There is an abundance of trim detailing to make the cabin interesting and, while not of an ultimate quality, it is certainly very good and the fit and finish is perfect. In fact, it is clearly well-assembled, as there is not a creak, rattle, or groan emerging from anywhere. The instrumentation is analogue and eminently straight-forward, which makes it easy to read, while the little LCD display between the main dials provides running information. The vents work efficaciously, eyeball at either end of the dashboard, rectangular in the centre, pumping out copious amounts of chilled air during the heat of the test period.

A multi-adjustable driver’s seat and steering column ensure a good driving position in a well-bolstered chair. The amount of shoulder, hip, lumbar and thigh support is excellent and well up to some of the sportier type seats installed in some hot hatches.

Powered by the company’s latest 1.2-litre, turbocharged petrol engine, its power output of 114bhp is highly respectable in the class. However, it is worth noting that it is a unit designed for maximum torque (136lbs ft) and not outright power, as the rev-limit is at an unusually low 5,600rpm for a small capacity petrol engine. Meanwhile the torque spread is from 1,500 to 4,000rpm, a most useful range for normal motoring that does not demand constant gear-shifting to maintain sensible progress. It is a most ingenious type of engineering, because most small capacity motors, even turbocharged ones, demand greater driver commitment to achieve their best; this one does not.

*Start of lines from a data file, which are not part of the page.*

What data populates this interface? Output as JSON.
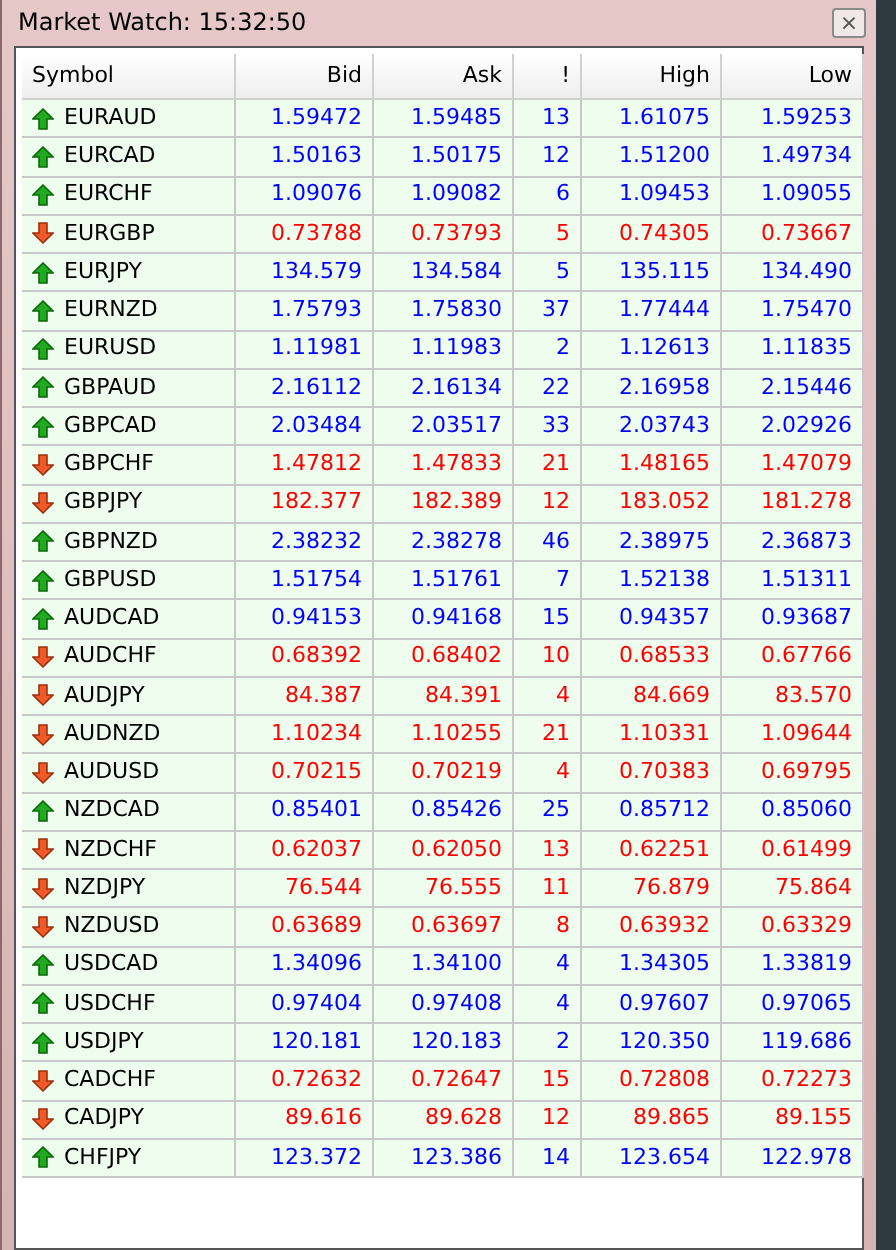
{
  "window": {
    "title": "Market Watch: 15:32:50",
    "close": "×"
  },
  "table": {
    "columns": [
      "Symbol",
      "Bid",
      "Ask",
      "!",
      "High",
      "Low"
    ],
    "rows": [
      {
        "kind": "up",
        "cells": [
          "EURAUD",
          "1.59472",
          "1.59485",
          "13",
          "1.61075",
          "1.59253"
        ]
      },
      {
        "kind": "up",
        "cells": [
          "EURCAD",
          "1.50163",
          "1.50175",
          "12",
          "1.51200",
          "1.49734"
        ]
      },
      {
        "kind": "up",
        "cells": [
          "EURCHF",
          "1.09076",
          "1.09082",
          "6",
          "1.09453",
          "1.09055"
        ]
      },
      {
        "kind": "down",
        "cells": [
          "EURGBP",
          "0.73788",
          "0.73793",
          "5",
          "0.74305",
          "0.73667"
        ]
      },
      {
        "kind": "up",
        "cells": [
          "EURJPY",
          "134.579",
          "134.584",
          "5",
          "135.115",
          "134.490"
        ]
      },
      {
        "kind": "up",
        "cells": [
          "EURNZD",
          "1.75793",
          "1.75830",
          "37",
          "1.77444",
          "1.75470"
        ]
      },
      {
        "kind": "up",
        "cells": [
          "EURUSD",
          "1.11981",
          "1.11983",
          "2",
          "1.12613",
          "1.11835"
        ]
      },
      {
        "kind": "up",
        "cells": [
          "GBPAUD",
          "2.16112",
          "2.16134",
          "22",
          "2.16958",
          "2.15446"
        ]
      },
      {
        "kind": "up",
        "cells": [
          "GBPCAD",
          "2.03484",
          "2.03517",
          "33",
          "2.03743",
          "2.02926"
        ]
      },
      {
        "kind": "down",
        "cells": [
          "GBPCHF",
          "1.47812",
          "1.47833",
          "21",
          "1.48165",
          "1.47079"
        ]
      },
      {
        "kind": "down",
        "cells": [
          "GBPJPY",
          "182.377",
          "182.389",
          "12",
          "183.052",
          "181.278"
        ]
      },
      {
        "kind": "up",
        "cells": [
          "GBPNZD",
          "2.38232",
          "2.38278",
          "46",
          "2.38975",
          "2.36873"
        ]
      },
      {
        "kind": "up",
        "cells": [
          "GBPUSD",
          "1.51754",
          "1.51761",
          "7",
          "1.52138",
          "1.51311"
        ]
      },
      {
        "kind": "up",
        "cells": [
          "AUDCAD",
          "0.94153",
          "0.94168",
          "15",
          "0.94357",
          "0.93687"
        ]
      },
      {
        "kind": "down",
        "cells": [
          "AUDCHF",
          "0.68392",
          "0.68402",
          "10",
          "0.68533",
          "0.67766"
        ]
      },
      {
        "kind": "down",
        "cells": [
          "AUDJPY",
          "84.387",
          "84.391",
          "4",
          "84.669",
          "83.570"
        ]
      },
      {
        "kind": "down",
        "cells": [
          "AUDNZD",
          "1.10234",
          "1.10255",
          "21",
          "1.10331",
          "1.09644"
        ]
      },
      {
        "kind": "down",
        "cells": [
          "AUDUSD",
          "0.70215",
          "0.70219",
          "4",
          "0.70383",
          "0.69795"
        ]
      },
      {
        "kind": "up",
        "cells": [
          "NZDCAD",
          "0.85401",
          "0.85426",
          "25",
          "0.85712",
          "0.85060"
        ]
      },
      {
        "kind": "down",
        "cells": [
          "NZDCHF",
          "0.62037",
          "0.62050",
          "13",
          "0.62251",
          "0.61499"
        ]
      },
      {
        "kind": "down",
        "cells": [
          "NZDJPY",
          "76.544",
          "76.555",
          "11",
          "76.879",
          "75.864"
        ]
      },
      {
        "kind": "down",
        "cells": [
          "NZDUSD",
          "0.63689",
          "0.63697",
          "8",
          "0.63932",
          "0.63329"
        ]
      },
      {
        "kind": "up",
        "cells": [
          "USDCAD",
          "1.34096",
          "1.34100",
          "4",
          "1.34305",
          "1.33819"
        ]
      },
      {
        "kind": "up",
        "cells": [
          "USDCHF",
          "0.97404",
          "0.97408",
          "4",
          "0.97607",
          "0.97065"
        ]
      },
      {
        "kind": "up",
        "cells": [
          "USDJPY",
          "120.181",
          "120.183",
          "2",
          "120.350",
          "119.686"
        ]
      },
      {
        "kind": "down",
        "cells": [
          "CADCHF",
          "0.72632",
          "0.72647",
          "15",
          "0.72808",
          "0.72273"
        ]
      },
      {
        "kind": "down",
        "cells": [
          "CADJPY",
          "89.616",
          "89.628",
          "12",
          "89.865",
          "89.155"
        ]
      },
      {
        "kind": "up",
        "cells": [
          "CHFJPY",
          "123.372",
          "123.386",
          "14",
          "123.654",
          "122.978"
        ]
      }
    ]
  }
}
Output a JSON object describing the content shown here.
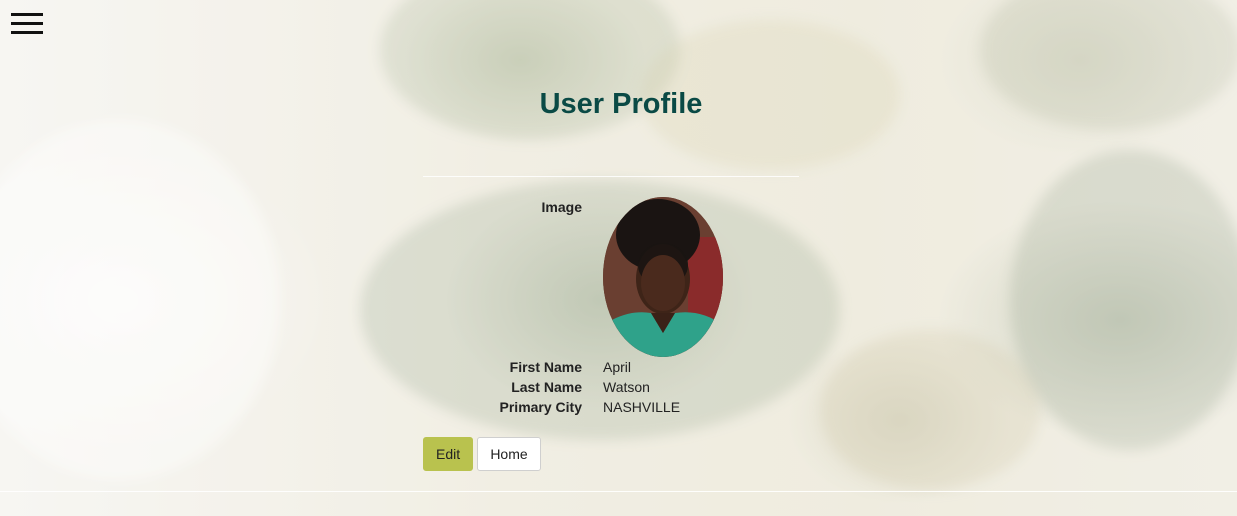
{
  "header": {
    "menu_icon": "hamburger-menu-icon"
  },
  "page": {
    "title": "User Profile"
  },
  "profile": {
    "image_label": "Image",
    "avatar": "user-photo",
    "fields": [
      {
        "label": "First Name",
        "value": "April"
      },
      {
        "label": "Last Name",
        "value": "Watson"
      },
      {
        "label": "Primary City",
        "value": "NASHVILLE"
      }
    ]
  },
  "actions": {
    "edit_label": "Edit",
    "home_label": "Home"
  },
  "colors": {
    "title": "#0a4a45",
    "edit_button": "#b9c24e",
    "home_button": "#ffffff"
  }
}
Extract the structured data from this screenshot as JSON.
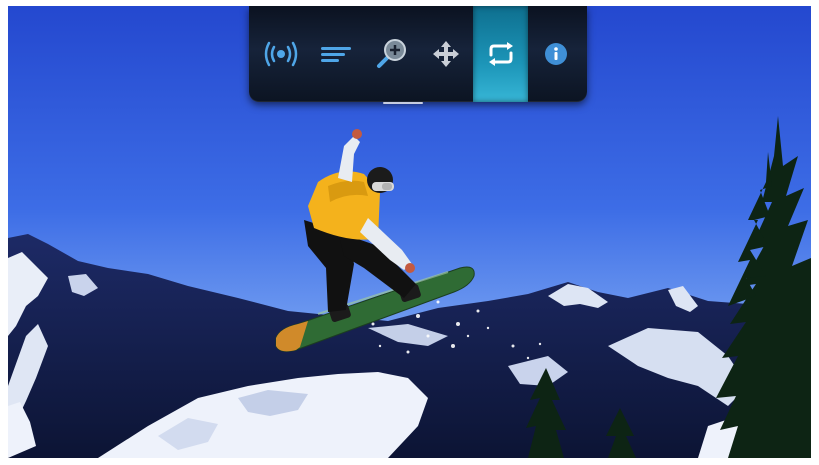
{
  "toolbar": {
    "buttons": [
      {
        "id": "stream",
        "icon": "wireless-stream-icon",
        "active": false
      },
      {
        "id": "menu",
        "icon": "menu-lines-icon",
        "active": false
      },
      {
        "id": "zoom",
        "icon": "zoom-in-icon",
        "active": false
      },
      {
        "id": "pan",
        "icon": "pan-move-icon",
        "active": false
      },
      {
        "id": "repeat",
        "icon": "repeat-icon",
        "active": true
      },
      {
        "id": "info",
        "icon": "info-icon",
        "active": false
      }
    ],
    "accent_color": "#1c95b8",
    "icon_color": "#4fa6e8"
  },
  "photo": {
    "subject": "snowboarder-jump",
    "sky_color": "#3a6ae4",
    "jacket_color": "#f4b21c",
    "board_color": "#3a7a3a"
  }
}
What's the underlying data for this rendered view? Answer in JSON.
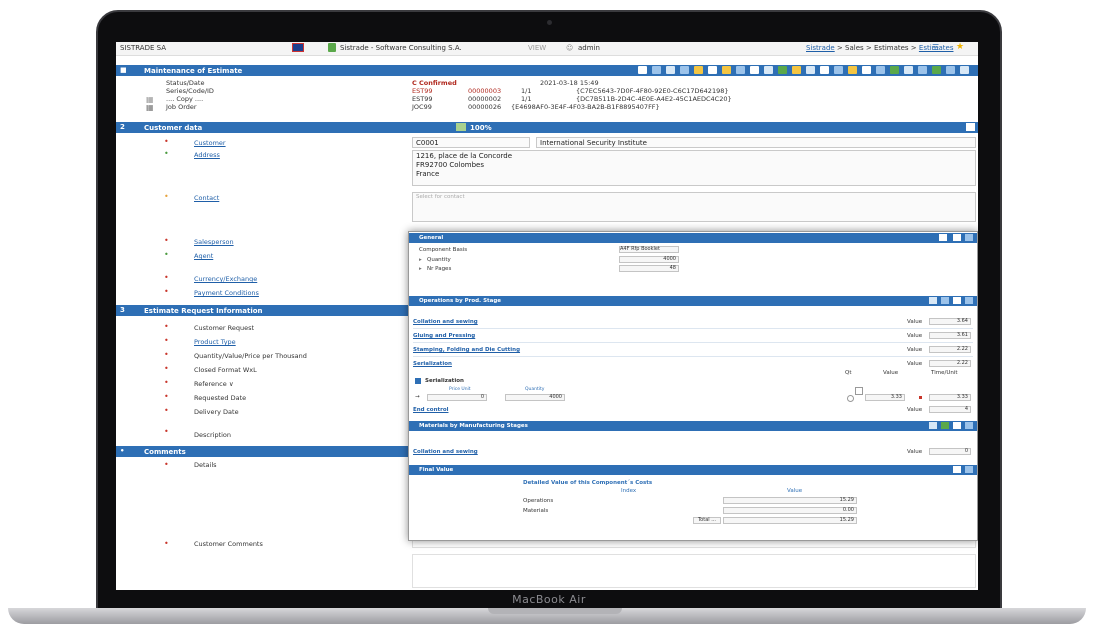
{
  "device_label": "MacBook Air",
  "topbar": {
    "company": "SISTRADE SA",
    "app_title": "Sistrade - Software Consulting S.A.",
    "mode": "VIEW",
    "user": "admin",
    "breadcrumb": [
      "Sistrade",
      "Sales",
      "Estimates",
      "Estimates"
    ]
  },
  "maintenance": {
    "header": "Maintenance of Estimate",
    "labels": [
      "Status/Date",
      "Series/Code/ID",
      ".... Copy ....",
      "Job Order"
    ],
    "status": "C  Confirmed",
    "date": "2021-03-18 15:49",
    "series": "EST99",
    "code": "00000003",
    "rev": "1/1",
    "id": "{C7EC5643-7D0F-4F80-92E0-C6C17D642198}",
    "copy_series": "EST99",
    "copy_code": "00000002",
    "copy_rev": "1/1",
    "copy_id": "{DC7B511B-2D4C-4E0E-A4E2-45C1AEDC4C20}",
    "job_series": "JOC99",
    "job_code": "00000026",
    "job_id": "{E4698AF0-3E4F-4F03-BA2B-B1F8895407FF}"
  },
  "customer": {
    "header": "Customer data",
    "progress": "100%",
    "customer_label": "Customer",
    "customer_code": "C0001",
    "customer_name": "International Security Institute",
    "address_label": "Address",
    "address_lines": [
      "1216, place de la Concorde",
      "FR92700 Colombes",
      "France"
    ],
    "contact_label": "Contact",
    "contact_placeholder": "Select for contact",
    "salesperson_label": "Salesperson",
    "agent_label": "Agent",
    "currency_label": "Currency/Exchange",
    "payment_label": "Payment Conditions"
  },
  "estimate_info": {
    "header": "Estimate Request Information",
    "rows": [
      "Customer Request",
      "Product Type",
      "Quantity/Value/Price per Thousand",
      "Closed Format WxL",
      "Reference",
      "Requested Date",
      "Delivery Date",
      "Description"
    ]
  },
  "comments": {
    "header": "Comments",
    "details_label": "Details",
    "customer_comments_label": "Customer Comments"
  },
  "dialog": {
    "general": {
      "header": "General",
      "component_basis_label": "Component Basis",
      "component_basis_value": "A4F Rfp Booklet",
      "quantity_label": "Quantity",
      "quantity_value": "4000",
      "pages_label": "Nr Pages",
      "pages_value": "48"
    },
    "operations": {
      "header": "Operations by Prod. Stage",
      "value_label": "Value",
      "items": [
        {
          "label": "Collation and sewing",
          "value": "3.64"
        },
        {
          "label": "Gluing and Pressing",
          "value": "3.61"
        },
        {
          "label": "Stamping, Folding and Die Cutting",
          "value": "2.22"
        },
        {
          "label": "Serialization",
          "value": "2.22"
        }
      ],
      "col_qt": "Qt",
      "col_value": "Value",
      "col_time": "Time/Unit",
      "serialization_sub": "Serialization",
      "price_unit_label": "Price Unit",
      "quantity_label": "Quantity",
      "price_unit_value": "0",
      "quantity_value": "4000",
      "line_value": "3.33",
      "line_total": "3.33",
      "end_control": "End control",
      "end_control_value": "4"
    },
    "materials": {
      "header": "Materials by Manufacturing Stages",
      "item": "Collation and sewing",
      "value": "0"
    },
    "final": {
      "header": "Final Value",
      "title": "Detailed Value of this Component´s Costs",
      "col_index": "Index",
      "col_value": "Value",
      "rows": [
        {
          "label": "Operations",
          "value": "15.29"
        },
        {
          "label": "Materials",
          "value": "0.00"
        }
      ],
      "total_label": "Total ...",
      "total_value": "15.29"
    }
  }
}
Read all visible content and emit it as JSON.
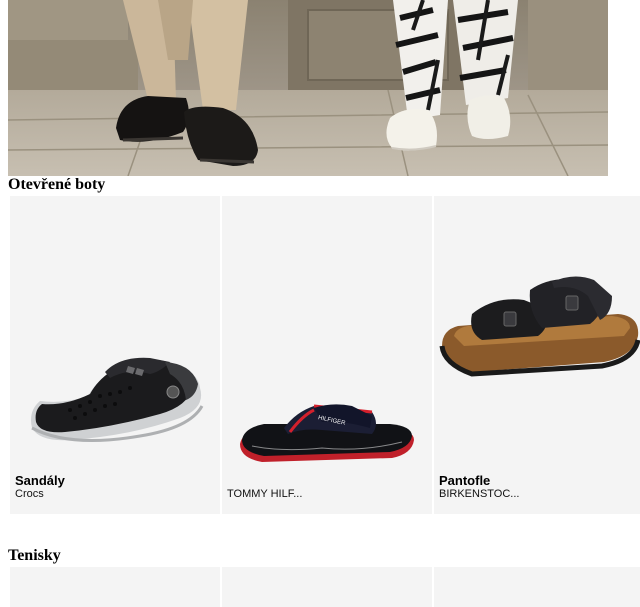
{
  "sections": [
    {
      "title": "Otevřené boty",
      "cards": [
        {
          "title": "Sandály",
          "brand": "Crocs",
          "image_icon": "crocs-clog-icon"
        },
        {
          "title": "",
          "brand": "TOMMY HILF...",
          "image_icon": "flip-flop-icon"
        },
        {
          "title": "Pantofle",
          "brand": "BIRKENSTOC...",
          "image_icon": "birkenstock-slide-icon"
        }
      ]
    },
    {
      "title": "Tenisky",
      "cards": []
    }
  ],
  "hero": {
    "image_icon": "lifestyle-photo-shoes"
  },
  "colors": {
    "card_bg": "#f4f4f4",
    "page_bg": "#ffffff"
  }
}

Modest CO2 emissions of 112g/km equate to a first-year road tax of £160 (£140 annually thereafter). Auris’s Official Combined fuel return of 58.9mpg is achievable by any driver relying on the motor’s bounteous amount of bottom-end torque. Bear in mind that almost 75% of all UK-built Aurises are powered by the 1.8-litre petrol-electric hybrid engine, for which a premium of £2,350 is charged over the £21,105 price of the Icon Tech model, prior to any dealer discounts being applied. However, the 1.2-litre is faster, while not being much less frugal. I know which version I would choose…the 1.2-litre, despite my personal fascination with hybrid technology.

Equipment levels are far higher than you might expect for a model that is only one-up from entry-level. They include hill-start assist, follow-home lamps, auto high beam, lane departure alert and even road sign recognition. Of course, there are airbags everywhere, stability and traction control and the aforementioned automatic air-con, which I should highlight also employs a switchable air density control. Factor in a high degree of connectivity, which includes the sat-nav system and 7.0-inch touch-screen, six-speaker stereo system and even a CD player (at last, a carmaker that remembers that many of us still have CD collections to play). The rear-view camera plays a full-colour rendition of what dangers lay behind the Auris.

Driveability is top-notch. The MacPherson front struts and double-wishbone rear suspension set-up provides not only a comfortable and consistent ride quality but also a handling and roadholding compromise that is exceptionally well-judged. Ventilated front discs and solid rears provide assured stopping power and decently reactive steering communicates a modicum of feedback to the driver’s fingers and a connection to the front tyres that is rewarding.

Overall, I am exceedingly impressed by the way that Toyota has employed an aura of continuous improvement to its Auris. Ever since it was called Corolla, this model has been a mainstay of the brand, an oriental Ford Escort/Focus, if you will. The latest Auris is not just matching its rivals in the important compact sector but is also capable of showing them how to do the job in the first place.

Conclusion:    Practice makes perfect is an epithet that can be applied to Toyota, whether at the top-end of its model range, or somewhere close to entry-level, as this test proves hopefully beyond any doubt.